28/28L 19th Avenue changes at the expense of others

Jannelle Garcia

Disapproval of the new bus route was made clear by community members at the Muni Forward 28/28L19th Ave Rapid Project open house, at Mercy High School on Thursday, November 6th.

A total of fifty-one proposed changes are in the new route, with eight stop removals, eight stop relocations, three local only stops, ten new transit bulbs, eighteen new pedestrian bulbs, and one bus zone extension.

All the changes were printed on ten poster boards scattered across the room. Two SF Municipal Transportation Agency (SFMTA) employees were stationed next to each board, ready to answer any inquiries and write down concerns.

According to the SFMTA website, a total of fifteen thousand customers use the 28 and 28L 19th Avenue route on the daily.  The proposed changes claim cut down the 28 route time both ways by 20 percent, which is equivalent to nine minutes total, and will reduce the 28L transit time by 8 percent, three minutes total.

While reduced commute time is a benefit to a majority of Muni passengers, a quicker bus ride is available at the expense of others.

“The people who came up with this aren’t our age, or disabled,” says Debra Haas, who is in her early 60s and has lived in the Sunset district for fifty-six years.

Hass says the excess amount of transit and pedestrian bulbs would increase the lack of parking for residents and create further walking distances for the elderly and disabled community.

“It’s called no one using their brains … Putting bump outs on a state highway is insane,” says Hass.

Hass’ mother, Janet Haas, ninety-one, was worried about the petition for stop relocations.

“People who live in the retirement home will have to cross the street,” Hass says, concerning the Lawton stop relocation, which currently stands in front of the retirement home, Vintage Golden Gate.

“Some are good, I don’t agree with all of them” says Gregory Sensibaugh, thirty-three, in regard to the new changes.

Sensibaugh has lived in the Sunset for eight years, and said while the SFMTA is addressing the issue of wait times, the city is not wisely using its resources.

“My concern with this is Prop A just passed and they’re blowing all this money.  At least they’re acknowledging we have a problem,” Sensibaugh says.

Dustin White, the 28/28L 19th Avenue Transportation Planner, says community feedback at meetings and from online surveys has been beneficial to the planning process.

“It’s just a great reminder that every detail has a tradeoff,” White says.

Meeting attendees had no hesitation listing their concerns on the feedback boards standing next to each route explanation poster board.

“Do not understand need to eliminate limited steps at Lincoln, Quintara, and Sloat.  Would result in long distances between stops and lack of connection to GGP,” “on weekends traffic backed up from GGB to Pacheco and 19th,” “bus bulbs make it harder to park,” and “many seniors and children use Irving stop” were just a handful of concerns listed on the feedback boards by community members.

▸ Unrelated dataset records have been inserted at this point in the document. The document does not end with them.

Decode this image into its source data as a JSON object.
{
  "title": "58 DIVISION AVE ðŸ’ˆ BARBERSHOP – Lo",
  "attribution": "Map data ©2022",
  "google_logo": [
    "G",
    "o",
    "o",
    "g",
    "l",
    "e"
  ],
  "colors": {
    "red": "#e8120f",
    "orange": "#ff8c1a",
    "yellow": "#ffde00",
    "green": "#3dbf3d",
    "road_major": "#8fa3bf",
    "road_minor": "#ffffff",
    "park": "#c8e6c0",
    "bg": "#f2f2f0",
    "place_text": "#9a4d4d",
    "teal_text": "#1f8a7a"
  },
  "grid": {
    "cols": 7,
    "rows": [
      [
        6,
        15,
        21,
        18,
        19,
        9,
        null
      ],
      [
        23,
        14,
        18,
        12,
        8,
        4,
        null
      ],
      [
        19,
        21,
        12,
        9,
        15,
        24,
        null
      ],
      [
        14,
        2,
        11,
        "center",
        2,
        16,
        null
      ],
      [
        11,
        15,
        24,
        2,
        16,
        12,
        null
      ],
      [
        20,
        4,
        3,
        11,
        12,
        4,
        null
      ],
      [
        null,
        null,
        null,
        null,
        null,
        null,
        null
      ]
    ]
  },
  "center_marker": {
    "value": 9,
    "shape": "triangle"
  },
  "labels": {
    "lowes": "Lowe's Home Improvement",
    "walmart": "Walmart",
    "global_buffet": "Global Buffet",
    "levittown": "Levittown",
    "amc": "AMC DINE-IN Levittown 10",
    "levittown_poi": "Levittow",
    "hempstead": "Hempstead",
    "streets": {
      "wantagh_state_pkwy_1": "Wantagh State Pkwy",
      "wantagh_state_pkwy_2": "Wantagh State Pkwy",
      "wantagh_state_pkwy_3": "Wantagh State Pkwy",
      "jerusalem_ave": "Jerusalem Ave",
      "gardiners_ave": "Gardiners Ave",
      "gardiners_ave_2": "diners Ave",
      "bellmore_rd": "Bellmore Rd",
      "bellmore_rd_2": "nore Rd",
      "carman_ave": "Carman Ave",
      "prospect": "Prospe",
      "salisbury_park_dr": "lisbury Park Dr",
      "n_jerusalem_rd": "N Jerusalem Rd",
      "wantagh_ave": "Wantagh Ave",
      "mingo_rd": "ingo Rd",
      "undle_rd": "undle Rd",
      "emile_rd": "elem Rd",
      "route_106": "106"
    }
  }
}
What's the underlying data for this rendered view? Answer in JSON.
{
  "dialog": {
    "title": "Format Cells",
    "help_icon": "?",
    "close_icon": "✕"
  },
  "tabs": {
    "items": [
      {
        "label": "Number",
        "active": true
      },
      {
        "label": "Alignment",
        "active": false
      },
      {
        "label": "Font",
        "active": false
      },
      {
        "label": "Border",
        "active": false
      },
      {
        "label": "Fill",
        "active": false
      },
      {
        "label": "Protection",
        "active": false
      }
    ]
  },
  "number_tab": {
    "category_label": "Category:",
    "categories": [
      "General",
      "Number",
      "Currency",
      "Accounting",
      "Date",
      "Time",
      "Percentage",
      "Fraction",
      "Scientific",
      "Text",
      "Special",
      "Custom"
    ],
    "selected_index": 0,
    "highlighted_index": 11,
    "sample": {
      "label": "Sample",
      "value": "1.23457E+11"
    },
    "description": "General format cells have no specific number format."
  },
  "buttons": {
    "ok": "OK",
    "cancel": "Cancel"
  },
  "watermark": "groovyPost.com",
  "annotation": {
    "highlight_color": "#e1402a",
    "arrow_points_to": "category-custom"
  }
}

White says the most prominent complaint about the 28/28L 19th Avenue route change was the removing of stops, “particularly for the older people.”

All the feedback and accommodating route changes will be presented to the SFMTA Board, who will make the final route decisions, White says.

Road work for route development will begin in late 2016 and the SFMTA aims to finish in 2018 White says.

Planning and Implementation director Matt Brill, says no matter the outcome, compromises will have to be made.

“It’s a tradeoff.  Reliability and quick time versus shorter walking distances,” Brill says.